== RECORDS SHOWN ==
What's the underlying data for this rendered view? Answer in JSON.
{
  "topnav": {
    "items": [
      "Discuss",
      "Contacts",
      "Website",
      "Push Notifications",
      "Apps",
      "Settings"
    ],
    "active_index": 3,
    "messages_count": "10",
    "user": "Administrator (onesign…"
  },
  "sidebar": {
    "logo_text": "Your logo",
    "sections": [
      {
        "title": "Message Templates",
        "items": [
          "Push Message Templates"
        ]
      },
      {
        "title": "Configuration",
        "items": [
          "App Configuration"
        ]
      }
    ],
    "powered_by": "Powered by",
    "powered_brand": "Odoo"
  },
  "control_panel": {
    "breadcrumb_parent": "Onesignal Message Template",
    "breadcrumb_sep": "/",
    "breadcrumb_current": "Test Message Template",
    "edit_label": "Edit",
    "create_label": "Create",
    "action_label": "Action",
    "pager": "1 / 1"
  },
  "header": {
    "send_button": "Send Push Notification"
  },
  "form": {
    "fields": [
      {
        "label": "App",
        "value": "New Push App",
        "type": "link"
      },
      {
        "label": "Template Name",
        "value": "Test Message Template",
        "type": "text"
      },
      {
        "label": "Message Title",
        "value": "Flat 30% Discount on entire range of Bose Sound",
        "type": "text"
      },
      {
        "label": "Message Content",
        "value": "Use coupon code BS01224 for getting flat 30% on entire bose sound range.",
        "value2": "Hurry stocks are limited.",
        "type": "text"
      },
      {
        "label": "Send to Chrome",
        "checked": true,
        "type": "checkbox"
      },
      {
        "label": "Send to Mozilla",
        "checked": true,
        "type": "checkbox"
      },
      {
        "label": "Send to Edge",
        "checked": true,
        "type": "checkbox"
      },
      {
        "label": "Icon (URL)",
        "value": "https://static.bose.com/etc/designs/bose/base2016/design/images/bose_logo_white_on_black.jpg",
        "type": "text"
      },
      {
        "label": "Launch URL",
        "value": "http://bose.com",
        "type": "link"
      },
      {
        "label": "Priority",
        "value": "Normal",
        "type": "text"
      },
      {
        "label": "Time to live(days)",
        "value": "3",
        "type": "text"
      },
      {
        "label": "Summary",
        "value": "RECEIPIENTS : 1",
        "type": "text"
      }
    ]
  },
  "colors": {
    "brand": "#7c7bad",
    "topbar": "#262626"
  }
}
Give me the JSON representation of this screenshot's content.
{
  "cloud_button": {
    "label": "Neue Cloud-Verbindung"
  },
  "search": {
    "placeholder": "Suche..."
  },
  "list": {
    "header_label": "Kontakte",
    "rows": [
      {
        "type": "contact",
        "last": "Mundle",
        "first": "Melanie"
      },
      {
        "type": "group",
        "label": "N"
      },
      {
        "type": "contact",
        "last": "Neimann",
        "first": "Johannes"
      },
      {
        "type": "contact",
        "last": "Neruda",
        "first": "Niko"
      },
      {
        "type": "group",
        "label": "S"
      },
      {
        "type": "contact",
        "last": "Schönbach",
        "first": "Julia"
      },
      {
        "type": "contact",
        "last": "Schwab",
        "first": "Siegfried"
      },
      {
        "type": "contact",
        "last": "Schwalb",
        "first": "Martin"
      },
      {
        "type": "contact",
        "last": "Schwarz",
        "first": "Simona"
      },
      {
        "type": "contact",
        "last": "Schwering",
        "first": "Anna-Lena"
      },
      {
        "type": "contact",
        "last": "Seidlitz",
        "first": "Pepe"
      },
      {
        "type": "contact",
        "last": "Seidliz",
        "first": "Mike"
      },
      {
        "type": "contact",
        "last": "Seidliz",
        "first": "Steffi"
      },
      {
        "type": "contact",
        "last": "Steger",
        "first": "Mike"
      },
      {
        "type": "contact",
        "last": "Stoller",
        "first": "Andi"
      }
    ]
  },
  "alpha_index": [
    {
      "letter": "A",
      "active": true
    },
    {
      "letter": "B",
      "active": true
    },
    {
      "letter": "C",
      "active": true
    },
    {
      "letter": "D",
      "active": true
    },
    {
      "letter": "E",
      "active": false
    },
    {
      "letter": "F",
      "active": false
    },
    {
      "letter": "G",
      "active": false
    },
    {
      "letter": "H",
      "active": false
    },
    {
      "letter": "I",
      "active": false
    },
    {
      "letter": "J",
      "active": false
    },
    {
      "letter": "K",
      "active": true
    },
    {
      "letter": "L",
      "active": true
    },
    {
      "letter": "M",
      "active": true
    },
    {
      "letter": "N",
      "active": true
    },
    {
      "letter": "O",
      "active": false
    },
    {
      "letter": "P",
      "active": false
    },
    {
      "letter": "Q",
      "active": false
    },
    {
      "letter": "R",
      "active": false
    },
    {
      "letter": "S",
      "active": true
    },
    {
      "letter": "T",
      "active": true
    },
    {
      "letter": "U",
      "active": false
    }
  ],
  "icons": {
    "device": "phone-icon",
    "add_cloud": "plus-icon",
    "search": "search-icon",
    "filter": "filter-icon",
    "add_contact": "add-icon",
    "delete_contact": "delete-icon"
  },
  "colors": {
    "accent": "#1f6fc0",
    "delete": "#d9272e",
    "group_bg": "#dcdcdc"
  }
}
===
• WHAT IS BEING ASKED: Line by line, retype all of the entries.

• EXPECTED ANSWER:
What's the underlying data for this rendered view? Answer in JSON.
{
  "topnav": {
    "items": [
      "Discuss",
      "Contacts",
      "Website",
      "Push Notifications",
      "Apps",
      "Settings"
    ],
    "active_index": 3,
    "messages_count": "10",
    "user": "Administrator (onesign…"
  },
  "sidebar": {
    "logo_text": "Your logo",
    "sections": [
      {
        "title": "Message Templates",
        "items": [
          "Push Message Templates"
        ]
      },
      {
        "title": "Configuration",
        "items": [
          "App Configuration"
        ]
      }
    ],
    "powered_by": "Powered by",
    "powered_brand": "Odoo"
  },
  "control_panel": {
    "breadcrumb_parent": "Onesignal Message Template",
    "breadcrumb_sep": "/",
    "breadcrumb_current": "Test Message Template",
    "edit_label": "Edit",
    "create_label": "Create",
    "action_label": "Action",
    "pager": "1 / 1"
  },
  "header": {
    "send_button": "Send Push Notification"
  },
  "form": {
    "fields": [
      {
        "label": "App",
        "value": "New Push App",
        "type": "link"
      },
      {
        "label": "Template Name",
        "value": "Test Message Template",
        "type": "text"
      },
      {
        "label": "Message Title",
        "value": "Flat 30% Discount on entire range of Bose Sound",
        "type": "text"
      },
      {
        "label": "Message Content",
        "value": "Use coupon code BS01224 for getting flat 30% on entire bose sound range.",
        "value2": "Hurry stocks are limited.",
        "type": "text"
      },
      {
        "label": "Send to Chrome",
        "checked": true,
        "type": "checkbox"
      },
      {
        "label": "Send to Mozilla",
        "checked": true,
        "type": "checkbox"
      },
      {
        "label": "Send to Edge",
        "checked": true,
        "type": "checkbox"
      },
      {
        "label": "Icon (URL)",
        "value": "https://static.bose.com/etc/designs/bose/base2016/design/images/bose_logo_white_on_black.jpg",
        "type": "text"
      },
      {
        "label": "Launch URL",
        "value": "http://bose.com",
        "type": "link"
      },
      {
        "label": "Priority",
        "value": "Normal",
        "type": "text"
      },
      {
        "label": "Time to live(days)",
        "value": "3",
        "type": "text"
      },
      {
        "label": "Summary",
        "value": "RECEIPIENTS : 1",
        "type": "text"
      }
    ]
  },
  "colors": {
    "brand": "#7c7bad",
    "topbar": "#262626"
  }
}
Give me the JSON representation of this screenshot's content.
{
  "cloud_button": {
    "label": "Neue Cloud-Verbindung"
  },
  "search": {
    "placeholder": "Suche..."
  },
  "list": {
    "header_label": "Kontakte",
    "rows": [
      {
        "type": "contact",
        "last": "Mundle",
        "first": "Melanie"
      },
      {
        "type": "group",
        "label": "N"
      },
      {
        "type": "contact",
        "last": "Neimann",
        "first": "Johannes"
      },
      {
        "type": "contact",
        "last": "Neruda",
        "first": "Niko"
      },
      {
        "type": "group",
        "label": "S"
      },
      {
        "type": "contact",
        "last": "Schönbach",
        "first": "Julia"
      },
      {
        "type": "contact",
        "last": "Schwab",
        "first": "Siegfried"
      },
      {
        "type": "contact",
        "last": "Schwalb",
        "first": "Martin"
      },
      {
        "type": "contact",
        "last": "Schwarz",
        "first": "Simona"
      },
      {
        "type": "contact",
        "last": "Schwering",
        "first": "Anna-Lena"
      },
      {
        "type": "contact",
        "last": "Seidlitz",
        "first": "Pepe"
      },
      {
        "type": "contact",
        "last": "Seidliz",
        "first": "Mike"
      },
      {
        "type": "contact",
        "last": "Seidliz",
        "first": "Steffi"
      },
      {
        "type": "contact",
        "last": "Steger",
        "first": "Mike"
      },
      {
        "type": "contact",
        "last": "Stoller",
        "first": "Andi"
      }
    ]
  },
  "alpha_index": [
    {
      "letter": "A",
      "active": true
    },
    {
      "letter": "B",
      "active": true
    },
    {
      "letter": "C",
      "active": true
    },
    {
      "letter": "D",
      "active": true
    },
    {
      "letter": "E",
      "active": false
    },
    {
      "letter": "F",
      "active": false
    },
    {
      "letter": "G",
      "active": false
    },
    {
      "letter": "H",
      "active": false
    },
    {
      "letter": "I",
      "active": false
    },
    {
      "letter": "J",
      "active": false
    },
    {
      "letter": "K",
      "active": true
    },
    {
      "letter": "L",
      "active": true
    },
    {
      "letter": "M",
      "active": true
    },
    {
      "letter": "N",
      "active": true
    },
    {
      "letter": "O",
      "active": false
    },
    {
      "letter": "P",
      "active": false
    },
    {
      "letter": "Q",
      "active": false
    },
    {
      "letter": "R",
      "active": false
    },
    {
      "letter": "S",
      "active": true
    },
    {
      "letter": "T",
      "active": true
    },
    {
      "letter": "U",
      "active": false
    }
  ],
  "icons": {
    "device": "phone-icon",
    "add_cloud": "plus-icon",
    "search": "search-icon",
    "filter": "filter-icon",
    "add_contact": "add-icon",
    "delete_contact": "delete-icon"
  },
  "colors": {
    "accent": "#1f6fc0",
    "delete": "#d9272e",
    "group_bg": "#dcdcdc"
  }
}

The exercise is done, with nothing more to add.